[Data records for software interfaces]

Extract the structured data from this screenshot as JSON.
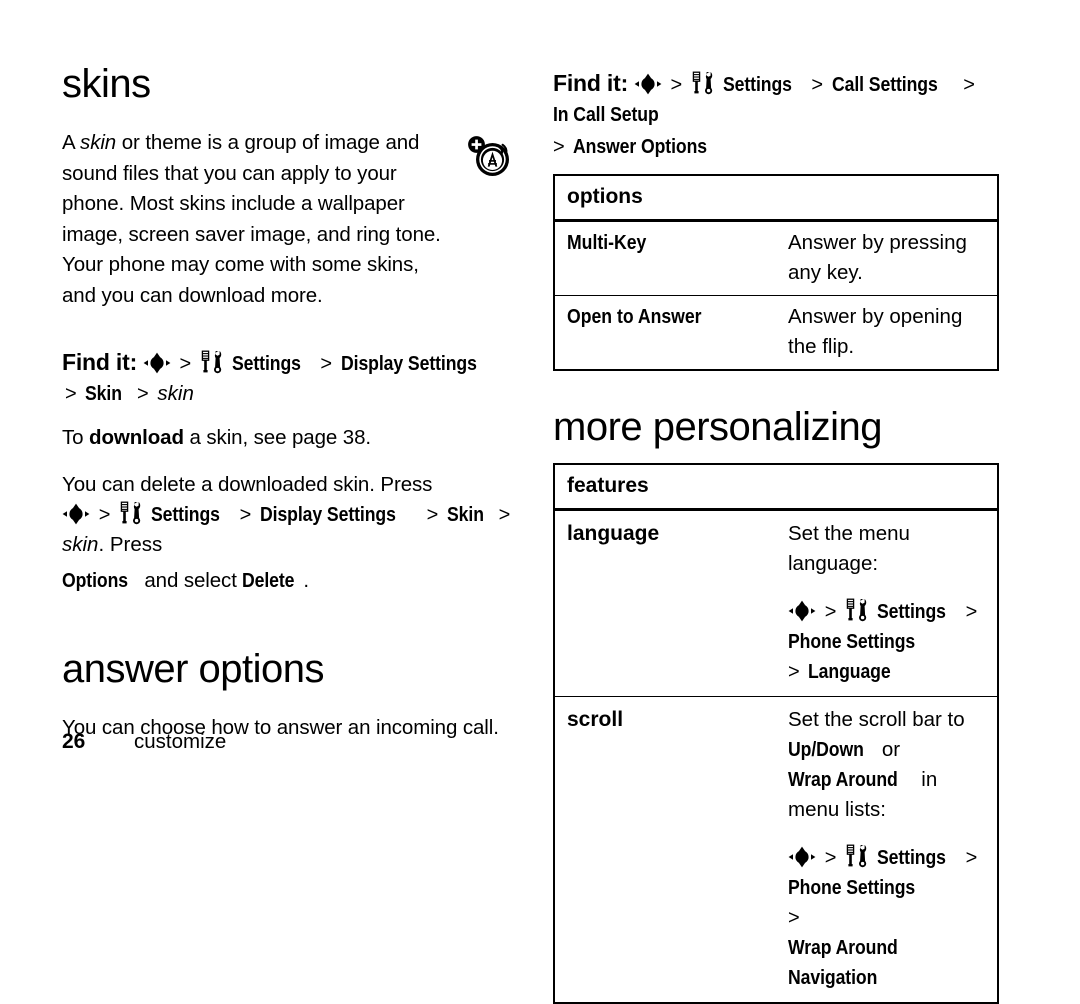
{
  "page": {
    "number": "26",
    "chapter": "customize"
  },
  "left": {
    "skins": {
      "title": "skins",
      "intro_before_italic": "A ",
      "intro_italic": "skin",
      "intro_after": " or theme is a group of image and sound files that you can apply to your phone. Most skins include a wallpaper image, screen saver image, and ring tone. Your phone may come with some skins, and you can download more.",
      "badge_icon": "radio-tower-plus-icon",
      "find_it": {
        "label": "Find it:",
        "nav_icon": "navigation-key-icon",
        "sep": ">",
        "settings_icon": "settings-tools-icon",
        "steps": [
          "Settings",
          "Display Settings",
          "Skin"
        ],
        "final_italic": "skin"
      },
      "download_note_pre": "To ",
      "download_note_bold": "download",
      "download_note_post": " a skin, see page 38.",
      "delete_note_line1": "You can delete a downloaded skin. Press",
      "delete_path_steps": [
        "Settings",
        "Display Settings",
        "Skin"
      ],
      "delete_path_italic": "skin",
      "delete_note_mid": ". Press",
      "delete_options": "Options",
      "delete_and_select": " and select ",
      "delete_word": "Delete",
      "delete_period": "."
    },
    "answer_options": {
      "title": "answer options",
      "intro": "You can choose how to answer an incoming call."
    }
  },
  "right": {
    "find_it": {
      "label": "Find it:",
      "nav_icon": "navigation-key-icon",
      "sep": ">",
      "settings_icon": "settings-tools-icon",
      "steps": [
        "Settings",
        "Call Settings",
        "In Call Setup"
      ],
      "wrap_step": "Answer Options"
    },
    "options_table": {
      "header": "options",
      "rows": [
        {
          "key": "Multi-Key",
          "value": "Answer by pressing any key."
        },
        {
          "key": "Open to Answer",
          "value": "Answer by opening the flip."
        }
      ]
    },
    "more_personalizing": {
      "title": "more personalizing",
      "table": {
        "header": "features",
        "rows": [
          {
            "key": "language",
            "value_line1": "Set the menu language:",
            "path_steps": [
              "Settings",
              "Phone Settings"
            ],
            "path_wrap": "Language"
          },
          {
            "key": "scroll",
            "value_pre": "Set the scroll bar to ",
            "value_menu1": "Up/Down",
            "value_mid": " or ",
            "value_menu2": "Wrap Around",
            "value_post": " in menu lists:",
            "path_steps": [
              "Settings",
              "Phone Settings"
            ],
            "path_wrap": "Wrap Around Navigation"
          }
        ]
      }
    }
  },
  "icons": {
    "navigation_key": "navigation-key-icon",
    "settings_tools": "settings-tools-icon",
    "radio_tower_plus": "radio-tower-plus-icon"
  }
}
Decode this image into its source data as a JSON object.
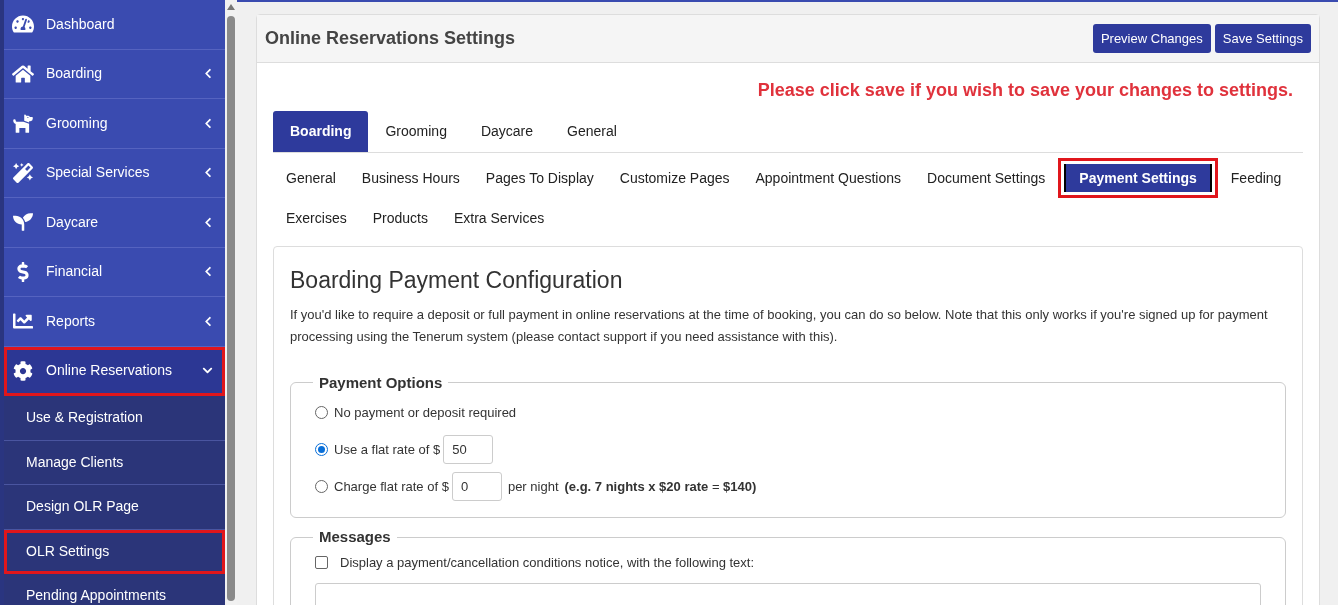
{
  "sidebar": {
    "items": [
      {
        "label": "Dashboard",
        "has_submenu": false,
        "expanded": false,
        "highlighted": false
      },
      {
        "label": "Boarding",
        "has_submenu": true,
        "expanded": false,
        "highlighted": false
      },
      {
        "label": "Grooming",
        "has_submenu": true,
        "expanded": false,
        "highlighted": false
      },
      {
        "label": "Special Services",
        "has_submenu": true,
        "expanded": false,
        "highlighted": false
      },
      {
        "label": "Daycare",
        "has_submenu": true,
        "expanded": false,
        "highlighted": false
      },
      {
        "label": "Financial",
        "has_submenu": true,
        "expanded": false,
        "highlighted": false
      },
      {
        "label": "Reports",
        "has_submenu": true,
        "expanded": false,
        "highlighted": false
      },
      {
        "label": "Online Reservations",
        "has_submenu": true,
        "expanded": true,
        "highlighted": true,
        "children": [
          {
            "label": "Use & Registration",
            "highlighted": false
          },
          {
            "label": "Manage Clients",
            "highlighted": false
          },
          {
            "label": "Design OLR Page",
            "highlighted": false
          },
          {
            "label": "OLR Settings",
            "highlighted": true
          },
          {
            "label": "Pending Appointments",
            "highlighted": false
          }
        ]
      }
    ]
  },
  "panel": {
    "title": "Online Reservations Settings",
    "buttons": [
      "Preview Changes",
      "Save Settings"
    ],
    "notice": "Please click save if you wish to save your changes to settings.",
    "tabs": [
      {
        "label": "Boarding",
        "selected": true
      },
      {
        "label": "Grooming",
        "selected": false
      },
      {
        "label": "Daycare",
        "selected": false
      },
      {
        "label": "General",
        "selected": false
      }
    ],
    "subtabs": [
      {
        "label": "General",
        "selected": false,
        "highlighted": false
      },
      {
        "label": "Business Hours",
        "selected": false,
        "highlighted": false
      },
      {
        "label": "Pages To Display",
        "selected": false,
        "highlighted": false
      },
      {
        "label": "Customize Pages",
        "selected": false,
        "highlighted": false
      },
      {
        "label": "Appointment Questions",
        "selected": false,
        "highlighted": false
      },
      {
        "label": "Document Settings",
        "selected": false,
        "highlighted": false
      },
      {
        "label": "Payment Settings",
        "selected": true,
        "highlighted": true
      },
      {
        "label": "Feeding",
        "selected": false,
        "highlighted": false
      },
      {
        "label": "Exercises",
        "selected": false,
        "highlighted": false
      },
      {
        "label": "Products",
        "selected": false,
        "highlighted": false
      },
      {
        "label": "Extra Services",
        "selected": false,
        "highlighted": false
      }
    ]
  },
  "config": {
    "title": "Boarding Payment Configuration",
    "description": "If you'd like to require a deposit or full payment in online reservations at the time of booking, you can do so below. Note that this only works if you're signed up for payment processing using the Tenerum system (please contact support if you need assistance with this).",
    "payment_options": {
      "legend": "Payment Options",
      "options": [
        {
          "kind": "plain",
          "label": "No payment or deposit required",
          "selected": false
        },
        {
          "kind": "amount",
          "label": "Use a flat rate of $",
          "value": "50",
          "selected": true
        },
        {
          "kind": "per_night",
          "label": "Charge flat rate of $",
          "value": "0",
          "suffix": "per night",
          "note": "**(e.g. 7 nights x $20 rate** = **$140)**",
          "selected": false
        }
      ]
    },
    "messages": {
      "legend": "Messages",
      "checkbox_label": "Display a payment/cancellation conditions notice, with the following text:",
      "checked": false
    }
  }
}
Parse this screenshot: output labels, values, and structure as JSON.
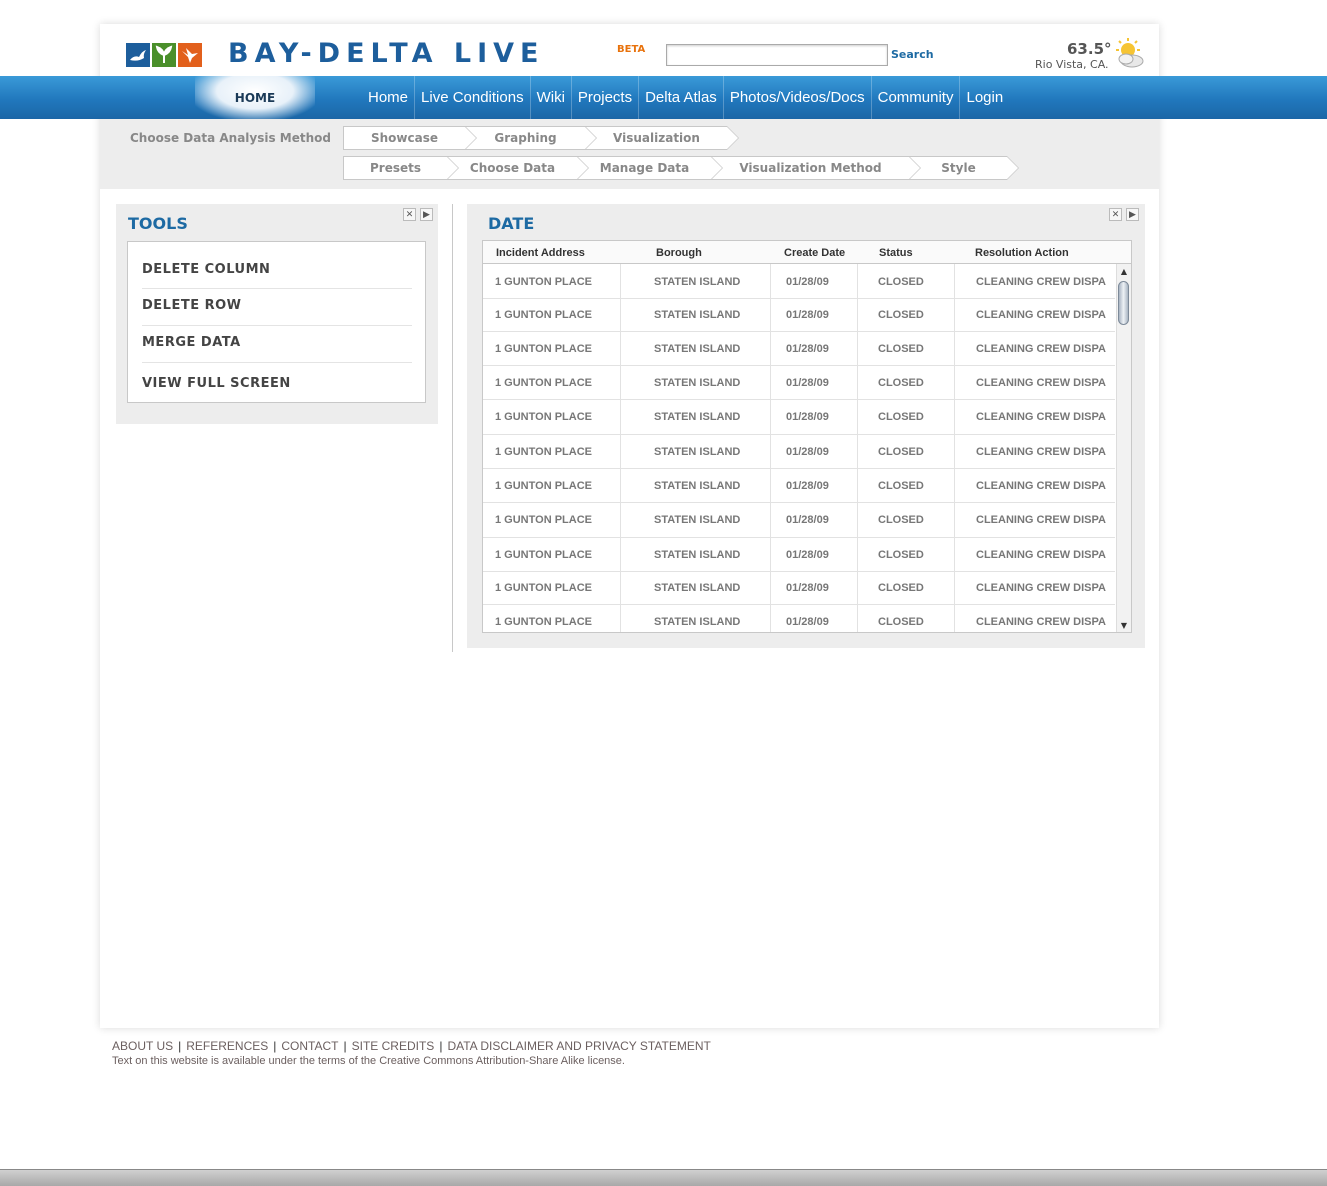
{
  "header": {
    "brand": "BAY-DELTA LIVE",
    "beta": "BETA",
    "search_placeholder": "",
    "search_label": "Search",
    "weather_temp": "63.5°",
    "weather_location": "Rio Vista, CA."
  },
  "nav": {
    "active_tab": "HOME",
    "items": [
      "Home",
      "Live Conditions",
      "Wiki",
      "Projects",
      "Delta Atlas",
      "Photos/Videos/Docs",
      "Community",
      "Login"
    ]
  },
  "steps": {
    "title": "Choose Data Analysis Method",
    "row1": [
      "Showcase",
      "Graphing",
      "Visualization"
    ],
    "row2": [
      "Presets",
      "Choose Data",
      "Manage Data",
      "Visualization Method",
      "Style"
    ]
  },
  "tools": {
    "title": "TOOLS",
    "items": [
      "DELETE COLUMN",
      "DELETE ROW",
      "MERGE DATA",
      "VIEW FULL SCREEN"
    ]
  },
  "date_panel": {
    "title": "DATE",
    "columns": [
      "Incident Address",
      "Borough",
      "Create Date",
      "Status",
      "Resolution Action"
    ],
    "rows": [
      [
        "1 GUNTON PLACE",
        "STATEN ISLAND",
        "01/28/09",
        "CLOSED",
        "CLEANING CREW DISPA"
      ],
      [
        "1 GUNTON PLACE",
        "STATEN ISLAND",
        "01/28/09",
        "CLOSED",
        "CLEANING CREW DISPA"
      ],
      [
        "1 GUNTON PLACE",
        "STATEN ISLAND",
        "01/28/09",
        "CLOSED",
        "CLEANING CREW DISPA"
      ],
      [
        "1 GUNTON PLACE",
        "STATEN ISLAND",
        "01/28/09",
        "CLOSED",
        "CLEANING CREW DISPA"
      ],
      [
        "1 GUNTON PLACE",
        "STATEN ISLAND",
        "01/28/09",
        "CLOSED",
        "CLEANING CREW DISPA"
      ],
      [
        "1 GUNTON PLACE",
        "STATEN ISLAND",
        "01/28/09",
        "CLOSED",
        "CLEANING CREW DISPA"
      ],
      [
        "1 GUNTON PLACE",
        "STATEN ISLAND",
        "01/28/09",
        "CLOSED",
        "CLEANING CREW DISPA"
      ],
      [
        "1 GUNTON PLACE",
        "STATEN ISLAND",
        "01/28/09",
        "CLOSED",
        "CLEANING CREW DISPA"
      ],
      [
        "1 GUNTON PLACE",
        "STATEN ISLAND",
        "01/28/09",
        "CLOSED",
        "CLEANING CREW DISPA"
      ],
      [
        "1 GUNTON PLACE",
        "STATEN ISLAND",
        "01/28/09",
        "CLOSED",
        "CLEANING CREW DISPA"
      ],
      [
        "1 GUNTON PLACE",
        "STATEN ISLAND",
        "01/28/09",
        "CLOSED",
        "CLEANING CREW DISPA"
      ]
    ]
  },
  "footer": {
    "links": [
      "ABOUT US",
      "REFERENCES",
      "CONTACT",
      "SITE CREDITS",
      "DATA DISCLAIMER AND PRIVACY STATEMENT"
    ],
    "note": "Text on this website is available under the terms of the Creative Commons Attribution-Share Alike license."
  },
  "colors": {
    "brand_blue": "#1d5e9c",
    "nav_blue": "#2178bd",
    "beta_orange": "#e8720c",
    "panel_title_blue": "#1d6aa3"
  }
}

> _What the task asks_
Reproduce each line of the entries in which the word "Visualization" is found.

> _Output for this exercise_
      "Visualization"
      "Visualization Method",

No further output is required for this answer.